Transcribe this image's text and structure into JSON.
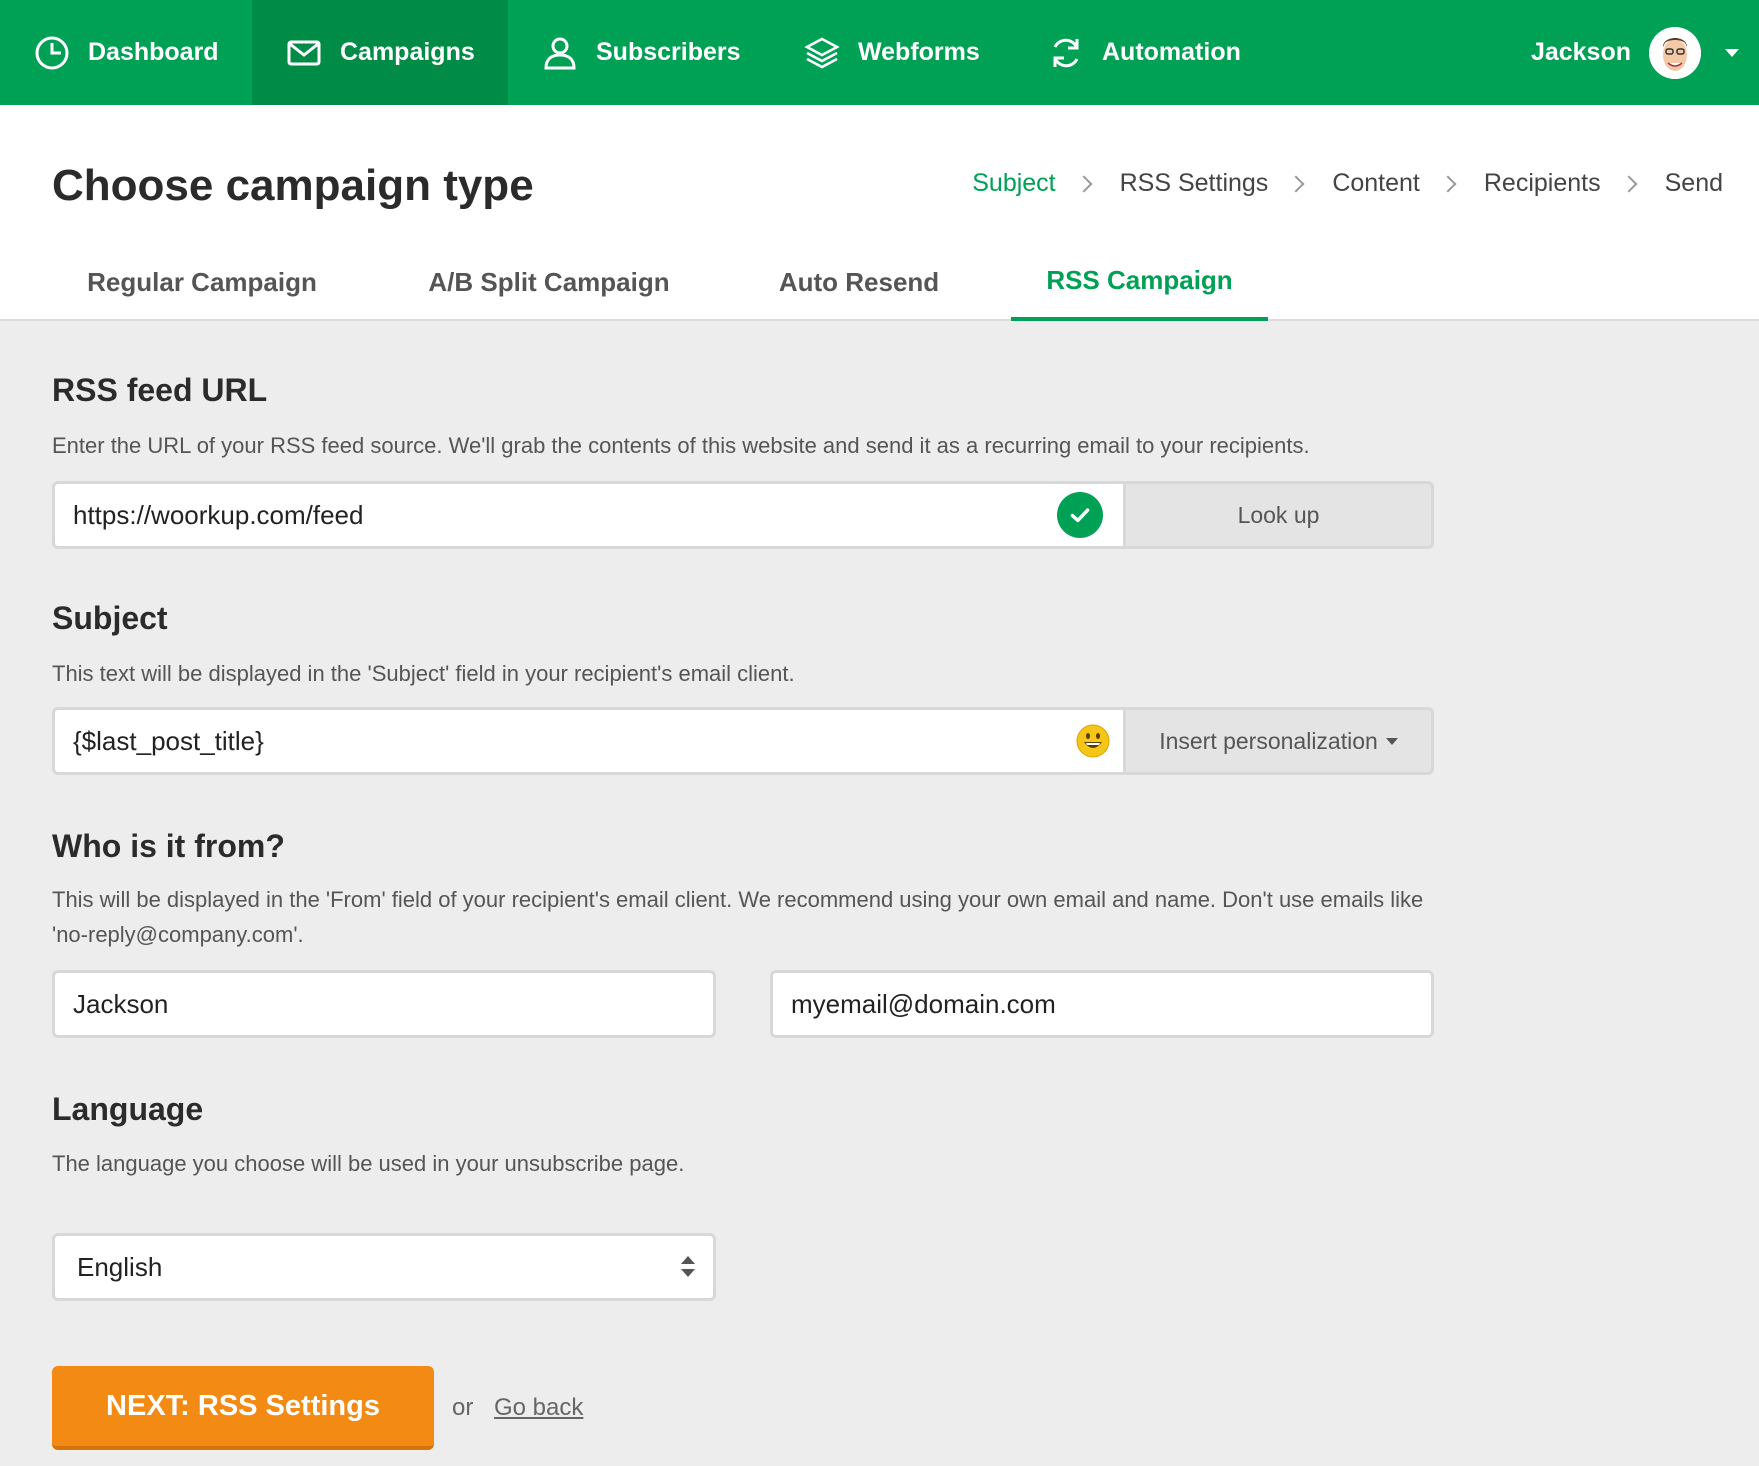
{
  "nav": {
    "items": [
      {
        "label": "Dashboard",
        "icon": "dashboard-clock-icon"
      },
      {
        "label": "Campaigns",
        "icon": "envelope-icon"
      },
      {
        "label": "Subscribers",
        "icon": "user-icon"
      },
      {
        "label": "Webforms",
        "icon": "layers-icon"
      },
      {
        "label": "Automation",
        "icon": "refresh-icon"
      }
    ],
    "active": "Campaigns",
    "user_name": "Jackson",
    "colors": {
      "bar": "#00a055",
      "active": "#008c47"
    }
  },
  "header": {
    "title": "Choose campaign type",
    "breadcrumb": [
      "Subject",
      "RSS Settings",
      "Content",
      "Recipients",
      "Send"
    ],
    "breadcrumb_current": "Subject",
    "tabs": [
      "Regular Campaign",
      "A/B Split Campaign",
      "Auto Resend",
      "RSS Campaign"
    ],
    "active_tab": "RSS Campaign"
  },
  "rss": {
    "title": "RSS feed URL",
    "help": "Enter the URL of your RSS feed source. We'll grab the contents of this website and send it as a recurring email to your recipients.",
    "url_value": "https://woorkup.com/feed",
    "status_icon": "check-circle-icon",
    "lookup_label": "Look up"
  },
  "subject": {
    "title": "Subject",
    "help": "This text will be displayed in the 'Subject' field in your recipient's email client.",
    "value": "{$last_post_title}",
    "emoji_icon": "smiley-emoji-icon",
    "personalization_label": "Insert personalization"
  },
  "from": {
    "title": "Who is it from?",
    "help": "This will be displayed in the 'From' field of your recipient's email client. We recommend using your own email and name. Don't use emails like 'no-reply@company.com'.",
    "name_value": "Jackson",
    "email_value": "myemail@domain.com"
  },
  "language": {
    "title": "Language",
    "help": "The language you choose will be used in your unsubscribe page.",
    "selected": "English"
  },
  "footer": {
    "next_label": "NEXT: RSS Settings",
    "or_label": "or",
    "back_label": "Go back",
    "next_color": "#f28a13"
  }
}
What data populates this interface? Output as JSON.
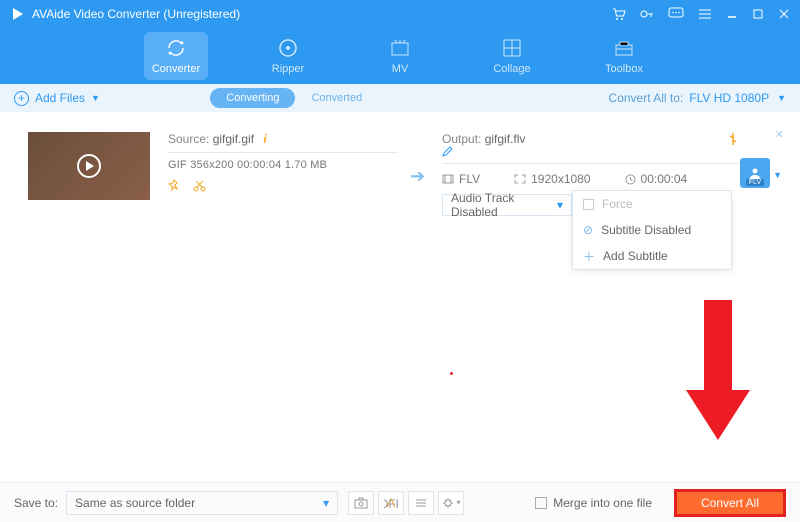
{
  "app": {
    "title": "AVAide Video Converter (Unregistered)"
  },
  "nav": {
    "converter": "Converter",
    "ripper": "Ripper",
    "mv": "MV",
    "collage": "Collage",
    "toolbox": "Toolbox"
  },
  "subbar": {
    "add_files": "Add Files",
    "tabs": {
      "converting": "Converting",
      "converted": "Converted"
    },
    "convert_all_to_label": "Convert All to:",
    "convert_all_to_value": "FLV HD 1080P"
  },
  "item": {
    "source_label": "Source:",
    "source_name": "gifgif.gif",
    "source_meta": "GIF   356x200   00:00:04   1.70 MB",
    "output_label": "Output:",
    "output_name": "gifgif.flv",
    "format_ext": "FLV",
    "out_container": "FLV",
    "out_res": "1920x1080",
    "out_dur": "00:00:04",
    "audio_dd": "Audio Track Disabled",
    "sub_dd": "Subtitle Disabled",
    "sub_menu": {
      "force": "Force",
      "disabled": "Subtitle Disabled",
      "add": "Add Subtitle"
    }
  },
  "footer": {
    "save_to_label": "Save to:",
    "save_to_value": "Same as source folder",
    "merge_label": "Merge into one file",
    "convert_btn": "Convert All"
  }
}
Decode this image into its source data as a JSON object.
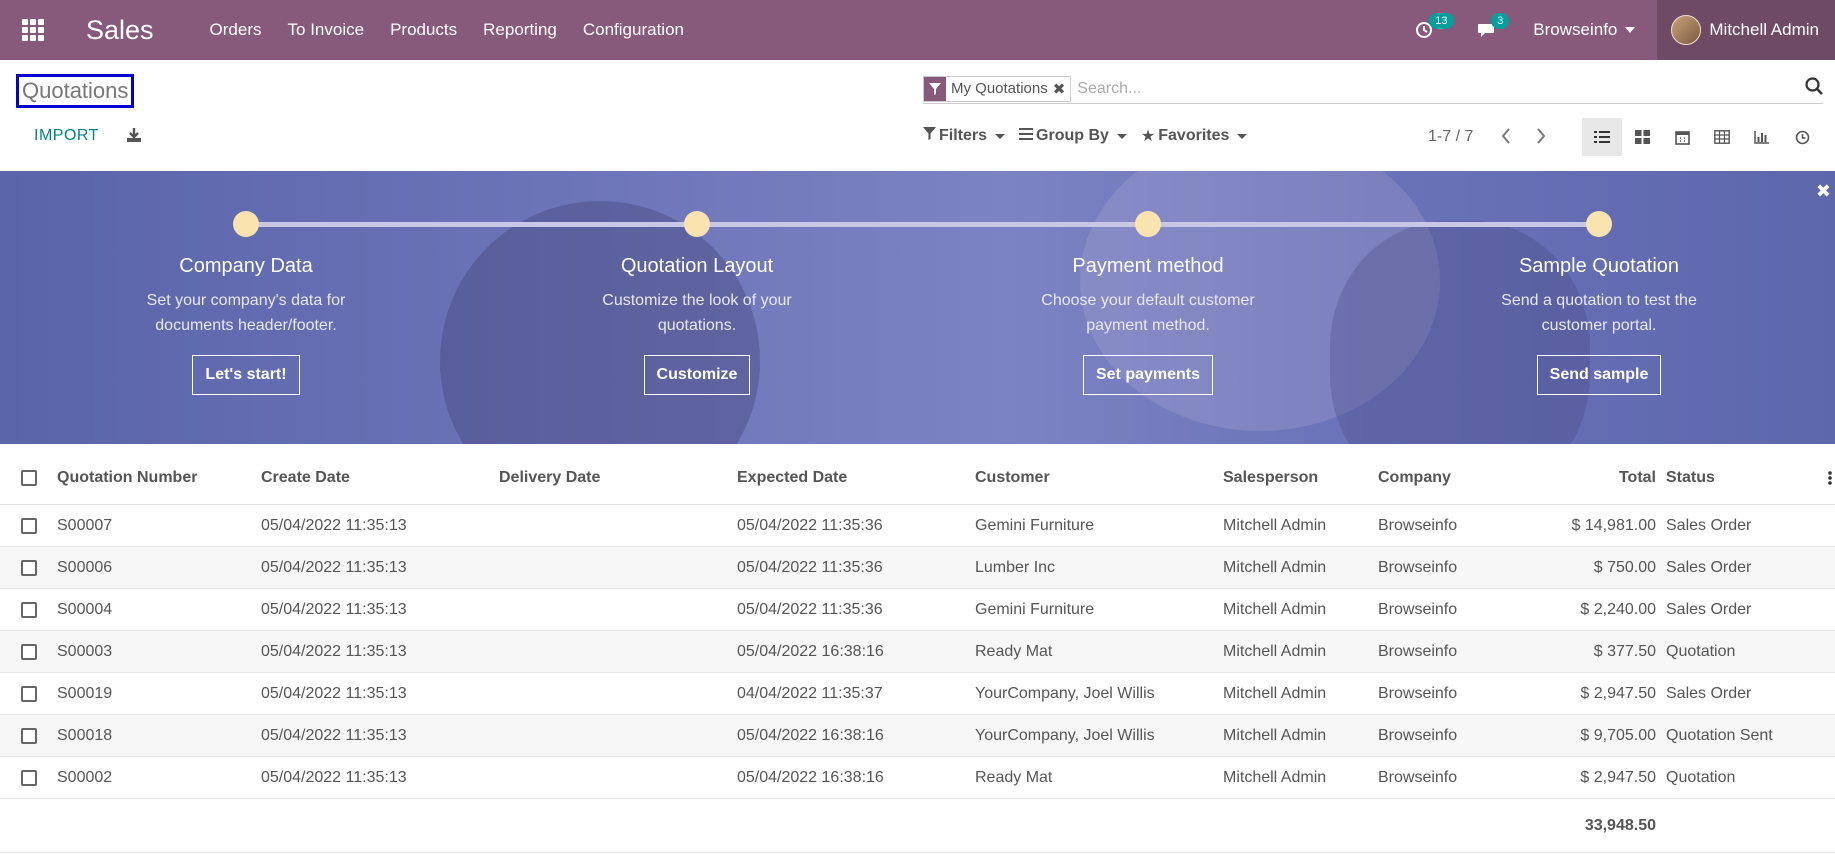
{
  "app": {
    "brand": "Sales",
    "menu": [
      "Orders",
      "To Invoice",
      "Products",
      "Reporting",
      "Configuration"
    ],
    "activities_count": "13",
    "messages_count": "3",
    "company_switcher": "Browseinfo",
    "user_name": "Mitchell Admin"
  },
  "control": {
    "title": "Quotations",
    "import_label": "IMPORT",
    "facet_label": "My Quotations",
    "search_placeholder": "Search...",
    "filters_label": "Filters",
    "groupby_label": "Group By",
    "favorites_label": "Favorites",
    "pager_text": "1-7 / 7"
  },
  "banner": {
    "steps": [
      {
        "title": "Company Data",
        "desc": "Set your company's data for documents header/footer.",
        "button": "Let's start!"
      },
      {
        "title": "Quotation Layout",
        "desc": "Customize the look of your quotations.",
        "button": "Customize"
      },
      {
        "title": "Payment method",
        "desc": "Choose your default customer payment method.",
        "button": "Set payments"
      },
      {
        "title": "Sample Quotation",
        "desc": "Send a quotation to test the customer portal.",
        "button": "Send sample"
      }
    ]
  },
  "table": {
    "headers": [
      "Quotation Number",
      "Create Date",
      "Delivery Date",
      "Expected Date",
      "Customer",
      "Salesperson",
      "Company",
      "Total",
      "Status"
    ],
    "rows": [
      {
        "number": "S00007",
        "create": "05/04/2022 11:35:13",
        "delivery": "",
        "expected": "05/04/2022 11:35:36",
        "customer": "Gemini Furniture",
        "salesperson": "Mitchell Admin",
        "company": "Browseinfo",
        "total": "$ 14,981.00",
        "status": "Sales Order"
      },
      {
        "number": "S00006",
        "create": "05/04/2022 11:35:13",
        "delivery": "",
        "expected": "05/04/2022 11:35:36",
        "customer": "Lumber Inc",
        "salesperson": "Mitchell Admin",
        "company": "Browseinfo",
        "total": "$ 750.00",
        "status": "Sales Order"
      },
      {
        "number": "S00004",
        "create": "05/04/2022 11:35:13",
        "delivery": "",
        "expected": "05/04/2022 11:35:36",
        "customer": "Gemini Furniture",
        "salesperson": "Mitchell Admin",
        "company": "Browseinfo",
        "total": "$ 2,240.00",
        "status": "Sales Order"
      },
      {
        "number": "S00003",
        "create": "05/04/2022 11:35:13",
        "delivery": "",
        "expected": "05/04/2022 16:38:16",
        "customer": "Ready Mat",
        "salesperson": "Mitchell Admin",
        "company": "Browseinfo",
        "total": "$ 377.50",
        "status": "Quotation"
      },
      {
        "number": "S00019",
        "create": "05/04/2022 11:35:13",
        "delivery": "",
        "expected": "04/04/2022 11:35:37",
        "customer": "YourCompany, Joel Willis",
        "salesperson": "Mitchell Admin",
        "company": "Browseinfo",
        "total": "$ 2,947.50",
        "status": "Sales Order"
      },
      {
        "number": "S00018",
        "create": "05/04/2022 11:35:13",
        "delivery": "",
        "expected": "05/04/2022 16:38:16",
        "customer": "YourCompany, Joel Willis",
        "salesperson": "Mitchell Admin",
        "company": "Browseinfo",
        "total": "$ 9,705.00",
        "status": "Quotation Sent"
      },
      {
        "number": "S00002",
        "create": "05/04/2022 11:35:13",
        "delivery": "",
        "expected": "05/04/2022 16:38:16",
        "customer": "Ready Mat",
        "salesperson": "Mitchell Admin",
        "company": "Browseinfo",
        "total": "$ 2,947.50",
        "status": "Quotation"
      }
    ],
    "sum_total": "33,948.50"
  },
  "colors": {
    "navbar": "#875a7b",
    "accent": "#00a09d",
    "import": "#008784",
    "title_outline": "#0000d0",
    "progress_dot": "#fbe3b0"
  }
}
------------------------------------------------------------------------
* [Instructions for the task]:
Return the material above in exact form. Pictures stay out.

* [Task response]:
Transcribe this image's text and structure into JSON.
{
  "nav": {
    "items": [
      {
        "label": "Dashboard",
        "icon": "dashboard-clock-icon"
      },
      {
        "label": "Campaigns",
        "icon": "envelope-icon"
      },
      {
        "label": "Subscribers",
        "icon": "user-icon"
      },
      {
        "label": "Webforms",
        "icon": "layers-icon"
      },
      {
        "label": "Automation",
        "icon": "refresh-icon"
      }
    ],
    "active": "Campaigns",
    "user_name": "Jackson",
    "colors": {
      "bar": "#00a055",
      "active": "#008c47"
    }
  },
  "header": {
    "title": "Choose campaign type",
    "breadcrumb": [
      "Subject",
      "RSS Settings",
      "Content",
      "Recipients",
      "Send"
    ],
    "breadcrumb_current": "Subject",
    "tabs": [
      "Regular Campaign",
      "A/B Split Campaign",
      "Auto Resend",
      "RSS Campaign"
    ],
    "active_tab": "RSS Campaign"
  },
  "rss": {
    "title": "RSS feed URL",
    "help": "Enter the URL of your RSS feed source. We'll grab the contents of this website and send it as a recurring email to your recipients.",
    "url_value": "https://woorkup.com/feed",
    "status_icon": "check-circle-icon",
    "lookup_label": "Look up"
  },
  "subject": {
    "title": "Subject",
    "help": "This text will be displayed in the 'Subject' field in your recipient's email client.",
    "value": "{$last_post_title}",
    "emoji_icon": "smiley-emoji-icon",
    "personalization_label": "Insert personalization"
  },
  "from": {
    "title": "Who is it from?",
    "help": "This will be displayed in the 'From' field of your recipient's email client. We recommend using your own email and name. Don't use emails like 'no-reply@company.com'.",
    "name_value": "Jackson",
    "email_value": "myemail@domain.com"
  },
  "language": {
    "title": "Language",
    "help": "The language you choose will be used in your unsubscribe page.",
    "selected": "English"
  },
  "footer": {
    "next_label": "NEXT: RSS Settings",
    "or_label": "or",
    "back_label": "Go back",
    "next_color": "#f28a13"
  }
}
What data populates this interface? Output as JSON.
{
  "app": {
    "title": "AVAide Video Converter (Unregistered)"
  },
  "nav": {
    "converter": "Converter",
    "ripper": "Ripper",
    "mv": "MV",
    "collage": "Collage",
    "toolbox": "Toolbox"
  },
  "subbar": {
    "add_files": "Add Files",
    "tabs": {
      "converting": "Converting",
      "converted": "Converted"
    },
    "convert_all_to_label": "Convert All to:",
    "convert_all_to_value": "FLV HD 1080P"
  },
  "item": {
    "source_label": "Source:",
    "source_name": "gifgif.gif",
    "source_meta": "GIF   356x200   00:00:04   1.70 MB",
    "output_label": "Output:",
    "output_name": "gifgif.flv",
    "format_ext": "FLV",
    "out_container": "FLV",
    "out_res": "1920x1080",
    "out_dur": "00:00:04",
    "audio_dd": "Audio Track Disabled",
    "sub_dd": "Subtitle Disabled",
    "sub_menu": {
      "force": "Force",
      "disabled": "Subtitle Disabled",
      "add": "Add Subtitle"
    }
  },
  "footer": {
    "save_to_label": "Save to:",
    "save_to_value": "Same as source folder",
    "merge_label": "Merge into one file",
    "convert_btn": "Convert All"
  }
}
Decode this image into its source data as a JSON object.
{
  "app": {
    "brand": "Sales",
    "menu": [
      "Orders",
      "To Invoice",
      "Products",
      "Reporting",
      "Configuration"
    ],
    "activities_count": "13",
    "messages_count": "3",
    "company_switcher": "Browseinfo",
    "user_name": "Mitchell Admin"
  },
  "control": {
    "title": "Quotations",
    "import_label": "IMPORT",
    "facet_label": "My Quotations",
    "search_placeholder": "Search...",
    "filters_label": "Filters",
    "groupby_label": "Group By",
    "favorites_label": "Favorites",
    "pager_text": "1-7 / 7"
  },
  "banner": {
    "steps": [
      {
        "title": "Company Data",
        "desc": "Set your company's data for documents header/footer.",
        "button": "Let's start!"
      },
      {
        "title": "Quotation Layout",
        "desc": "Customize the look of your quotations.",
        "button": "Customize"
      },
      {
        "title": "Payment method",
        "desc": "Choose your default customer payment method.",
        "button": "Set payments"
      },
      {
        "title": "Sample Quotation",
        "desc": "Send a quotation to test the customer portal.",
        "button": "Send sample"
      }
    ]
  },
  "table": {
    "headers": [
      "Quotation Number",
      "Create Date",
      "Delivery Date",
      "Expected Date",
      "Customer",
      "Salesperson",
      "Company",
      "Total",
      "Status"
    ],
    "rows": [
      {
        "number": "S00007",
        "create": "05/04/2022 11:35:13",
        "delivery": "",
        "expected": "05/04/2022 11:35:36",
        "customer": "Gemini Furniture",
        "salesperson": "Mitchell Admin",
        "company": "Browseinfo",
        "total": "$ 14,981.00",
        "status": "Sales Order"
      },
      {
        "number": "S00006",
        "create": "05/04/2022 11:35:13",
        "delivery": "",
        "expected": "05/04/2022 11:35:36",
        "customer": "Lumber Inc",
        "salesperson": "Mitchell Admin",
        "company": "Browseinfo",
        "total": "$ 750.00",
        "status": "Sales Order"
      },
      {
        "number": "S00004",
        "create": "05/04/2022 11:35:13",
        "delivery": "",
        "expected": "05/04/2022 11:35:36",
        "customer": "Gemini Furniture",
        "salesperson": "Mitchell Admin",
        "company": "Browseinfo",
        "total": "$ 2,240.00",
        "status": "Sales Order"
      },
      {
        "number": "S00003",
        "create": "05/04/2022 11:35:13",
        "delivery": "",
        "expected": "05/04/2022 16:38:16",
        "customer": "Ready Mat",
        "salesperson": "Mitchell Admin",
        "company": "Browseinfo",
        "total": "$ 377.50",
        "status": "Quotation"
      },
      {
        "number": "S00019",
        "create": "05/04/2022 11:35:13",
        "delivery": "",
        "expected": "04/04/2022 11:35:37",
        "customer": "YourCompany, Joel Willis",
        "salesperson": "Mitchell Admin",
        "company": "Browseinfo",
        "total": "$ 2,947.50",
        "status": "Sales Order"
      },
      {
        "number": "S00018",
        "create": "05/04/2022 11:35:13",
        "delivery": "",
        "expected": "05/04/2022 16:38:16",
        "customer": "YourCompany, Joel Willis",
        "salesperson": "Mitchell Admin",
        "company": "Browseinfo",
        "total": "$ 9,705.00",
        "status": "Quotation Sent"
      },
      {
        "number": "S00002",
        "create": "05/04/2022 11:35:13",
        "delivery": "",
        "expected": "05/04/2022 16:38:16",
        "customer": "Ready Mat",
        "salesperson": "Mitchell Admin",
        "company": "Browseinfo",
        "total": "$ 2,947.50",
        "status": "Quotation"
      }
    ],
    "sum_total": "33,948.50"
  },
  "colors": {
    "navbar": "#875a7b",
    "accent": "#00a09d",
    "import": "#008784",
    "title_outline": "#0000d0",
    "progress_dot": "#fbe3b0"
  }
}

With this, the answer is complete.